* **Exercise data**

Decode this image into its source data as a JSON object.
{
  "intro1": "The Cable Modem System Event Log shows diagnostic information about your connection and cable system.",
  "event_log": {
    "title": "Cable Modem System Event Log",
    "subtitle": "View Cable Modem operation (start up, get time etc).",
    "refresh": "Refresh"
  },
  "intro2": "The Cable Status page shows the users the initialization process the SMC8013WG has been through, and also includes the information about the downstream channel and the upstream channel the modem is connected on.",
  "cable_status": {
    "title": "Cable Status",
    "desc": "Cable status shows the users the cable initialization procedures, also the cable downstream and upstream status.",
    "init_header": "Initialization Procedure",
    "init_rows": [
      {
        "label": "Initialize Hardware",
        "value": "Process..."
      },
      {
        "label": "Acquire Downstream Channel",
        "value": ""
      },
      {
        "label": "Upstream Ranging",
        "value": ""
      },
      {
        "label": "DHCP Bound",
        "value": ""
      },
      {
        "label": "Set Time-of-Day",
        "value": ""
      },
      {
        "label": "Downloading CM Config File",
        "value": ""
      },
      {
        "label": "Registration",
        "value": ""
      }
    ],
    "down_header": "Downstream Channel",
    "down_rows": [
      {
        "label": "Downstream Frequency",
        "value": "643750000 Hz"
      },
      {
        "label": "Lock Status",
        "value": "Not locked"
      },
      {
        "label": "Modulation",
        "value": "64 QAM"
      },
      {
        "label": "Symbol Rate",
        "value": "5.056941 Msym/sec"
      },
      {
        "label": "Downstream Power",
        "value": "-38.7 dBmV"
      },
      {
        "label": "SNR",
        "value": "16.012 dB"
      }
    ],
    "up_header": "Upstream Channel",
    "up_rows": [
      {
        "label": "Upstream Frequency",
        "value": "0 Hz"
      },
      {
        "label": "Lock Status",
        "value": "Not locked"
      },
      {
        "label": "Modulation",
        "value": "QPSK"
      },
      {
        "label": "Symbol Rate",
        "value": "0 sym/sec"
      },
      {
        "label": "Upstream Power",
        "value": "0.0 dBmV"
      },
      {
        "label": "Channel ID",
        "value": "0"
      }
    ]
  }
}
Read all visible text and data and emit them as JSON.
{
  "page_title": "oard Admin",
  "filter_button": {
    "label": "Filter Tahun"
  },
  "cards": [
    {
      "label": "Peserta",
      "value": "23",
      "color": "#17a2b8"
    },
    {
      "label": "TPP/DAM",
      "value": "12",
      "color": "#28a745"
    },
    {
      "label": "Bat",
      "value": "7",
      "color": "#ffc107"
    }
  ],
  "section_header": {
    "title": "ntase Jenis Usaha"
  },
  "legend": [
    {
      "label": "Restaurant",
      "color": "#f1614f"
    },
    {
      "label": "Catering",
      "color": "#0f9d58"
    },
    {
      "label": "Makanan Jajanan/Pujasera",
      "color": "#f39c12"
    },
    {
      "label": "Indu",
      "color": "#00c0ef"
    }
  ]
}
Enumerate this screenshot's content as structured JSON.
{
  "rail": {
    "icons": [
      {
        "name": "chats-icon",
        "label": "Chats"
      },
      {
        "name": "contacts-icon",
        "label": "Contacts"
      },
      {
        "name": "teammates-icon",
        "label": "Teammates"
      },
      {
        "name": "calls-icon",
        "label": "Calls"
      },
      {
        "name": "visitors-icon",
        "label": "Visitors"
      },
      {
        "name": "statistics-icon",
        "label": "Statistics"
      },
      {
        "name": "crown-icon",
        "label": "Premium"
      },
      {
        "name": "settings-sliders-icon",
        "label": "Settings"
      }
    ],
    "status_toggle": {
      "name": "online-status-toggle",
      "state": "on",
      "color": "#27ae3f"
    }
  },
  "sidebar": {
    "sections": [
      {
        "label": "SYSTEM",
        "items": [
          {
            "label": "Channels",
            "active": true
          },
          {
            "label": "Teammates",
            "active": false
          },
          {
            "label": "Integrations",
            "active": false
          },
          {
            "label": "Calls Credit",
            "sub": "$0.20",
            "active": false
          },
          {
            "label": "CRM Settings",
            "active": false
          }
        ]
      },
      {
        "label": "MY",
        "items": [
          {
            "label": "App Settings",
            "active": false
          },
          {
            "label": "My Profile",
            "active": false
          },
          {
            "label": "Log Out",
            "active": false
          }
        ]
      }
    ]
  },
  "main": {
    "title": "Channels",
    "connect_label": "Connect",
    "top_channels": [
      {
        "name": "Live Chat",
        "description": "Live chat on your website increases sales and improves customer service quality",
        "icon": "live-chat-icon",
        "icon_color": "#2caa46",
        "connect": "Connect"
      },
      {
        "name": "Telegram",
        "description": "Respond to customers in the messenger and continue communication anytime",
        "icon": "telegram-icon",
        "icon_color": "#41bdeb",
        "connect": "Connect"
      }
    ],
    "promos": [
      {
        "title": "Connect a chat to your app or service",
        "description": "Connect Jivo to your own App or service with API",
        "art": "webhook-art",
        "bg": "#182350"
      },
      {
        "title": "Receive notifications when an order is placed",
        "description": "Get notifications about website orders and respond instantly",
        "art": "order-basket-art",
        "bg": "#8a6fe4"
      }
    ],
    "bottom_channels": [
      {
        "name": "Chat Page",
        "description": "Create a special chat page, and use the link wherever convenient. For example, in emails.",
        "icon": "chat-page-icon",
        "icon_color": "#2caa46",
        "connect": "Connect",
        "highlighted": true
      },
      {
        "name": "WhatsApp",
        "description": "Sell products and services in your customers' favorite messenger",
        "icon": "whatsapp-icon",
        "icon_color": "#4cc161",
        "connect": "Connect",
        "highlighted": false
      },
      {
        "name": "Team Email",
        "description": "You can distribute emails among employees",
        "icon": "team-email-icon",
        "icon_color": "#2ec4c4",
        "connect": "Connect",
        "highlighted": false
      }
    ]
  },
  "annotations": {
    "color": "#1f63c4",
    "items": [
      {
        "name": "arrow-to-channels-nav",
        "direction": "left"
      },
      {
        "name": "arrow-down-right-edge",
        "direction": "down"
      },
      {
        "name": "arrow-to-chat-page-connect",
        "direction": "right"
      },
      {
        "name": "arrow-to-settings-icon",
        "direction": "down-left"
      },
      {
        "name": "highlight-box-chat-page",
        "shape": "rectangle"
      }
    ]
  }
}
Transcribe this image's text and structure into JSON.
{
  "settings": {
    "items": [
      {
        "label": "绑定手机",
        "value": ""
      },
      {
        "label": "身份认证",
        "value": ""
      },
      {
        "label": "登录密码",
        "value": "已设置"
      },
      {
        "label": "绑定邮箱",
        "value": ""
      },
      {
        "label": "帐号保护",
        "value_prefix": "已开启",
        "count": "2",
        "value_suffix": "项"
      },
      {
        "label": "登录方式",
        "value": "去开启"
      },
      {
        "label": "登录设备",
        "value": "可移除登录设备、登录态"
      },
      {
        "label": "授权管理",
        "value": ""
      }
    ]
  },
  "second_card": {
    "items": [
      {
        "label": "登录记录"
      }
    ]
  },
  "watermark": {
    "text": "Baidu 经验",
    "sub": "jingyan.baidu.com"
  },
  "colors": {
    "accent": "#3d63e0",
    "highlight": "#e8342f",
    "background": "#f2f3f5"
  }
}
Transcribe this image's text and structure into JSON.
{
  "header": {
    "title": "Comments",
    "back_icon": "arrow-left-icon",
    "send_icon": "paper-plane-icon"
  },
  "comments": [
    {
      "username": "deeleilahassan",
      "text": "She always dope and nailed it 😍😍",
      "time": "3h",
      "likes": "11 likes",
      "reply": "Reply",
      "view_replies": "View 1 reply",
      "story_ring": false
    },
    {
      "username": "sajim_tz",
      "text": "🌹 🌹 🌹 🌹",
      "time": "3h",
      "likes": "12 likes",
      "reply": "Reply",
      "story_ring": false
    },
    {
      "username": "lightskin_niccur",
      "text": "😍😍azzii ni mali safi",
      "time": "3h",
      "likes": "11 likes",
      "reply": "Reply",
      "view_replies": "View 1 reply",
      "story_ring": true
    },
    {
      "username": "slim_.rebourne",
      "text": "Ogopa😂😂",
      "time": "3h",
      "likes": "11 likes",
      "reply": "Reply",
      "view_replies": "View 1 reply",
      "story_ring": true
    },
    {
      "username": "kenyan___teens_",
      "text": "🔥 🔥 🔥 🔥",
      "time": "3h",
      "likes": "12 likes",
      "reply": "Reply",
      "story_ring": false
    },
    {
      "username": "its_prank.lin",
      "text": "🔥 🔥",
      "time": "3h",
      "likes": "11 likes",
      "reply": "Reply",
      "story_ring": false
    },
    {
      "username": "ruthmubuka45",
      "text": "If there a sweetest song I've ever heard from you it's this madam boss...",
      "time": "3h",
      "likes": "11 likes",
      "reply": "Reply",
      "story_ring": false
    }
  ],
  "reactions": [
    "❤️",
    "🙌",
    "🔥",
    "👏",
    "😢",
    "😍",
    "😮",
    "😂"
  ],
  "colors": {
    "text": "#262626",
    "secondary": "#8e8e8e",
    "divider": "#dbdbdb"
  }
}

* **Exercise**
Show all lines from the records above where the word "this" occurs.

* **Solution to the problem**
Decode this image into its source data as a JSON object.
Enumerate this screenshot's content as structured JSON.
Transcribe this image's text and structure into JSON.
Transcribe this image's text and structure into JSON.
      "text": "If there a sweetest song I've ever heard from you it's this madam boss...",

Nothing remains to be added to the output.